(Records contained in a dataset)

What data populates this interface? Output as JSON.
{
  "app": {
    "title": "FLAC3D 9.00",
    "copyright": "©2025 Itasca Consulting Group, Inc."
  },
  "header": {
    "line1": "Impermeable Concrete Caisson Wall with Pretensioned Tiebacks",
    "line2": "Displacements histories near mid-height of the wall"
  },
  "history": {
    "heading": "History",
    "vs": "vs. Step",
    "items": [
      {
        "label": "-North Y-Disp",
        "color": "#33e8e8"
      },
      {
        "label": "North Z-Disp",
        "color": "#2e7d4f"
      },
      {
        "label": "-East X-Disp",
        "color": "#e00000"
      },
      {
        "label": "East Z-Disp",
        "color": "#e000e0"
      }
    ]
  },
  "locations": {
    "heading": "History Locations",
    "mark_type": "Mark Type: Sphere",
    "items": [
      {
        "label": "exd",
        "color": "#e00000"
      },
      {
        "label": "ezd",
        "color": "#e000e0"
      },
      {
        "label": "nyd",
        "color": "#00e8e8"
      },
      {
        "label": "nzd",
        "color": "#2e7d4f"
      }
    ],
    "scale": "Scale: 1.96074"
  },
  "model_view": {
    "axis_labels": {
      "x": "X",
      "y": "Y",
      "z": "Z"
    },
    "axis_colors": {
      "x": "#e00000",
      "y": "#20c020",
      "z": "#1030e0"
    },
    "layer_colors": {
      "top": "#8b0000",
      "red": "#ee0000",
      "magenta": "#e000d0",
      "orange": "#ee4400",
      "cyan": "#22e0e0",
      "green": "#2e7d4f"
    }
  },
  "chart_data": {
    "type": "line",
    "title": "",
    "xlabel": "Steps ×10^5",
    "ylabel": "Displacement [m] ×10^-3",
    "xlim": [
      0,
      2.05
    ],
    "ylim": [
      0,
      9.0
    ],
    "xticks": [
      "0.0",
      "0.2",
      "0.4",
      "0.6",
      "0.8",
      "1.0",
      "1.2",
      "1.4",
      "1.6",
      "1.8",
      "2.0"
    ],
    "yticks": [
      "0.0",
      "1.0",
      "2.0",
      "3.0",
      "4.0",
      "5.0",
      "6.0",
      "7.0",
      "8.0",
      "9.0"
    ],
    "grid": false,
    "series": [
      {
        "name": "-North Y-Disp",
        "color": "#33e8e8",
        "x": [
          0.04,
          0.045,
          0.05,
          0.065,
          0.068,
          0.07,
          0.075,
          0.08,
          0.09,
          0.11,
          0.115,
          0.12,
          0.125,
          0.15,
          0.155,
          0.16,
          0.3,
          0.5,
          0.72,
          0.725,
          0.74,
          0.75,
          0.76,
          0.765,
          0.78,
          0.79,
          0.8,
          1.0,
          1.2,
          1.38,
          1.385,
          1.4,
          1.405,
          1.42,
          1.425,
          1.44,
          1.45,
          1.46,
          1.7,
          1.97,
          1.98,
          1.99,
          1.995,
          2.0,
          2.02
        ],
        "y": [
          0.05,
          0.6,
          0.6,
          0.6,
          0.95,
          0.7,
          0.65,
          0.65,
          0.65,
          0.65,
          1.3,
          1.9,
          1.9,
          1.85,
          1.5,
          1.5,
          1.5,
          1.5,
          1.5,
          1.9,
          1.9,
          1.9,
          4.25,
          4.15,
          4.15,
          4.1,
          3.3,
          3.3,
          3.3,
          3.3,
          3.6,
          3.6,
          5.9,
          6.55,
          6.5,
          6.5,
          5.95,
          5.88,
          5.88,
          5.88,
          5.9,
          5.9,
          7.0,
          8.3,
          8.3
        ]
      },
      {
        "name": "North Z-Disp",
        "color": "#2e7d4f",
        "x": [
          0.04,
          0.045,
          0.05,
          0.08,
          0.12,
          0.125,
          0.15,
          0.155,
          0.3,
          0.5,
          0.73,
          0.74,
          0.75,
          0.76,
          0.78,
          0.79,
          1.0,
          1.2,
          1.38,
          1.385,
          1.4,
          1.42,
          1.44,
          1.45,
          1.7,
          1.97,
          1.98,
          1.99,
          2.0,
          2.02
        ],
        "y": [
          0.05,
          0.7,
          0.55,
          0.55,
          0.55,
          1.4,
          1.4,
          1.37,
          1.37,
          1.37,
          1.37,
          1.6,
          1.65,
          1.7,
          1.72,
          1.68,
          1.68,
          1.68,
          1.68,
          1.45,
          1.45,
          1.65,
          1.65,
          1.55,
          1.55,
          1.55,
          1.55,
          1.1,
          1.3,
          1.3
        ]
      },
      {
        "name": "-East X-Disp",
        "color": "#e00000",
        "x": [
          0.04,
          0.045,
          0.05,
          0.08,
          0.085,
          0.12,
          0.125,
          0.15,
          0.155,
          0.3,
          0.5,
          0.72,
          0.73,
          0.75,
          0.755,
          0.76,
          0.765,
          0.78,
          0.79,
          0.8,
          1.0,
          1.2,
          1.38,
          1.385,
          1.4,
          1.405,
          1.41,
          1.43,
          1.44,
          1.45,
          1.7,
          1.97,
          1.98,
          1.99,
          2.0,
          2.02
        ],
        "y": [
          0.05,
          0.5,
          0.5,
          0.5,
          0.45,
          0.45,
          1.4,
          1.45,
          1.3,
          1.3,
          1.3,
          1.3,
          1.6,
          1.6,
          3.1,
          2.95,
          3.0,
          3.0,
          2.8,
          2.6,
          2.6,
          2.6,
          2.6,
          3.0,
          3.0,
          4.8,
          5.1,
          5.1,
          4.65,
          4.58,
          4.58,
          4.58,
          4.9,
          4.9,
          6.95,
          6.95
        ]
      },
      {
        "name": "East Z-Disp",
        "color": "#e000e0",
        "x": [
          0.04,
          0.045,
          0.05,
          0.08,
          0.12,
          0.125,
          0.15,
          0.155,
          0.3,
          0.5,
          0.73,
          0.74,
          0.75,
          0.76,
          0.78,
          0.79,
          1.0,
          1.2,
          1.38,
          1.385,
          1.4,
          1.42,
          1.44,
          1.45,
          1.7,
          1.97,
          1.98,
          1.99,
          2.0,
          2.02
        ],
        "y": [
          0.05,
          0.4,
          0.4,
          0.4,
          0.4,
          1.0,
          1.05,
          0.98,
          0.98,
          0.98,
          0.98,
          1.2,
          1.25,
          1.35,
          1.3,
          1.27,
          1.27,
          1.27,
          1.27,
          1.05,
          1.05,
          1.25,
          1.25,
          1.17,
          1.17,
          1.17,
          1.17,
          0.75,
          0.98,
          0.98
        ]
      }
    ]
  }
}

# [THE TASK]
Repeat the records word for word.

# [EXERCISE SOLUTION]
What data populates this interface? Output as JSON.
{
  "app": {
    "title": "FLAC3D 9.00",
    "copyright": "©2025 Itasca Consulting Group, Inc."
  },
  "header": {
    "line1": "Impermeable Concrete Caisson Wall with Pretensioned Tiebacks",
    "line2": "Displacements histories near mid-height of the wall"
  },
  "history": {
    "heading": "History",
    "vs": "vs. Step",
    "items": [
      {
        "label": "-North Y-Disp",
        "color": "#33e8e8"
      },
      {
        "label": "North Z-Disp",
        "color": "#2e7d4f"
      },
      {
        "label": "-East X-Disp",
        "color": "#e00000"
      },
      {
        "label": "East Z-Disp",
        "color": "#e000e0"
      }
    ]
  },
  "locations": {
    "heading": "History Locations",
    "mark_type": "Mark Type: Sphere",
    "items": [
      {
        "label": "exd",
        "color": "#e00000"
      },
      {
        "label": "ezd",
        "color": "#e000e0"
      },
      {
        "label": "nyd",
        "color": "#00e8e8"
      },
      {
        "label": "nzd",
        "color": "#2e7d4f"
      }
    ],
    "scale": "Scale: 1.96074"
  },
  "model_view": {
    "axis_labels": {
      "x": "X",
      "y": "Y",
      "z": "Z"
    },
    "axis_colors": {
      "x": "#e00000",
      "y": "#20c020",
      "z": "#1030e0"
    },
    "layer_colors": {
      "top": "#8b0000",
      "red": "#ee0000",
      "magenta": "#e000d0",
      "orange": "#ee4400",
      "cyan": "#22e0e0",
      "green": "#2e7d4f"
    }
  },
  "chart_data": {
    "type": "line",
    "title": "",
    "xlabel": "Steps ×10^5",
    "ylabel": "Displacement [m] ×10^-3",
    "xlim": [
      0,
      2.05
    ],
    "ylim": [
      0,
      9.0
    ],
    "xticks": [
      "0.0",
      "0.2",
      "0.4",
      "0.6",
      "0.8",
      "1.0",
      "1.2",
      "1.4",
      "1.6",
      "1.8",
      "2.0"
    ],
    "yticks": [
      "0.0",
      "1.0",
      "2.0",
      "3.0",
      "4.0",
      "5.0",
      "6.0",
      "7.0",
      "8.0",
      "9.0"
    ],
    "grid": false,
    "series": [
      {
        "name": "-North Y-Disp",
        "color": "#33e8e8",
        "x": [
          0.04,
          0.045,
          0.05,
          0.065,
          0.068,
          0.07,
          0.075,
          0.08,
          0.09,
          0.11,
          0.115,
          0.12,
          0.125,
          0.15,
          0.155,
          0.16,
          0.3,
          0.5,
          0.72,
          0.725,
          0.74,
          0.75,
          0.76,
          0.765,
          0.78,
          0.79,
          0.8,
          1.0,
          1.2,
          1.38,
          1.385,
          1.4,
          1.405,
          1.42,
          1.425,
          1.44,
          1.45,
          1.46,
          1.7,
          1.97,
          1.98,
          1.99,
          1.995,
          2.0,
          2.02
        ],
        "y": [
          0.05,
          0.6,
          0.6,
          0.6,
          0.95,
          0.7,
          0.65,
          0.65,
          0.65,
          0.65,
          1.3,
          1.9,
          1.9,
          1.85,
          1.5,
          1.5,
          1.5,
          1.5,
          1.5,
          1.9,
          1.9,
          1.9,
          4.25,
          4.15,
          4.15,
          4.1,
          3.3,
          3.3,
          3.3,
          3.3,
          3.6,
          3.6,
          5.9,
          6.55,
          6.5,
          6.5,
          5.95,
          5.88,
          5.88,
          5.88,
          5.9,
          5.9,
          7.0,
          8.3,
          8.3
        ]
      },
      {
        "name": "North Z-Disp",
        "color": "#2e7d4f",
        "x": [
          0.04,
          0.045,
          0.05,
          0.08,
          0.12,
          0.125,
          0.15,
          0.155,
          0.3,
          0.5,
          0.73,
          0.74,
          0.75,
          0.76,
          0.78,
          0.79,
          1.0,
          1.2,
          1.38,
          1.385,
          1.4,
          1.42,
          1.44,
          1.45,
          1.7,
          1.97,
          1.98,
          1.99,
          2.0,
          2.02
        ],
        "y": [
          0.05,
          0.7,
          0.55,
          0.55,
          0.55,
          1.4,
          1.4,
          1.37,
          1.37,
          1.37,
          1.37,
          1.6,
          1.65,
          1.7,
          1.72,
          1.68,
          1.68,
          1.68,
          1.68,
          1.45,
          1.45,
          1.65,
          1.65,
          1.55,
          1.55,
          1.55,
          1.55,
          1.1,
          1.3,
          1.3
        ]
      },
      {
        "name": "-East X-Disp",
        "color": "#e00000",
        "x": [
          0.04,
          0.045,
          0.05,
          0.08,
          0.085,
          0.12,
          0.125,
          0.15,
          0.155,
          0.3,
          0.5,
          0.72,
          0.73,
          0.75,
          0.755,
          0.76,
          0.765,
          0.78,
          0.79,
          0.8,
          1.0,
          1.2,
          1.38,
          1.385,
          1.4,
          1.405,
          1.41,
          1.43,
          1.44,
          1.45,
          1.7,
          1.97,
          1.98,
          1.99,
          2.0,
          2.02
        ],
        "y": [
          0.05,
          0.5,
          0.5,
          0.5,
          0.45,
          0.45,
          1.4,
          1.45,
          1.3,
          1.3,
          1.3,
          1.3,
          1.6,
          1.6,
          3.1,
          2.95,
          3.0,
          3.0,
          2.8,
          2.6,
          2.6,
          2.6,
          2.6,
          3.0,
          3.0,
          4.8,
          5.1,
          5.1,
          4.65,
          4.58,
          4.58,
          4.58,
          4.9,
          4.9,
          6.95,
          6.95
        ]
      },
      {
        "name": "East Z-Disp",
        "color": "#e000e0",
        "x": [
          0.04,
          0.045,
          0.05,
          0.08,
          0.12,
          0.125,
          0.15,
          0.155,
          0.3,
          0.5,
          0.73,
          0.74,
          0.75,
          0.76,
          0.78,
          0.79,
          1.0,
          1.2,
          1.38,
          1.385,
          1.4,
          1.42,
          1.44,
          1.45,
          1.7,
          1.97,
          1.98,
          1.99,
          2.0,
          2.02
        ],
        "y": [
          0.05,
          0.4,
          0.4,
          0.4,
          0.4,
          1.0,
          1.05,
          0.98,
          0.98,
          0.98,
          0.98,
          1.2,
          1.25,
          1.35,
          1.3,
          1.27,
          1.27,
          1.27,
          1.27,
          1.05,
          1.05,
          1.25,
          1.25,
          1.17,
          1.17,
          1.17,
          1.17,
          0.75,
          0.98,
          0.98
        ]
      }
    ]
  }
}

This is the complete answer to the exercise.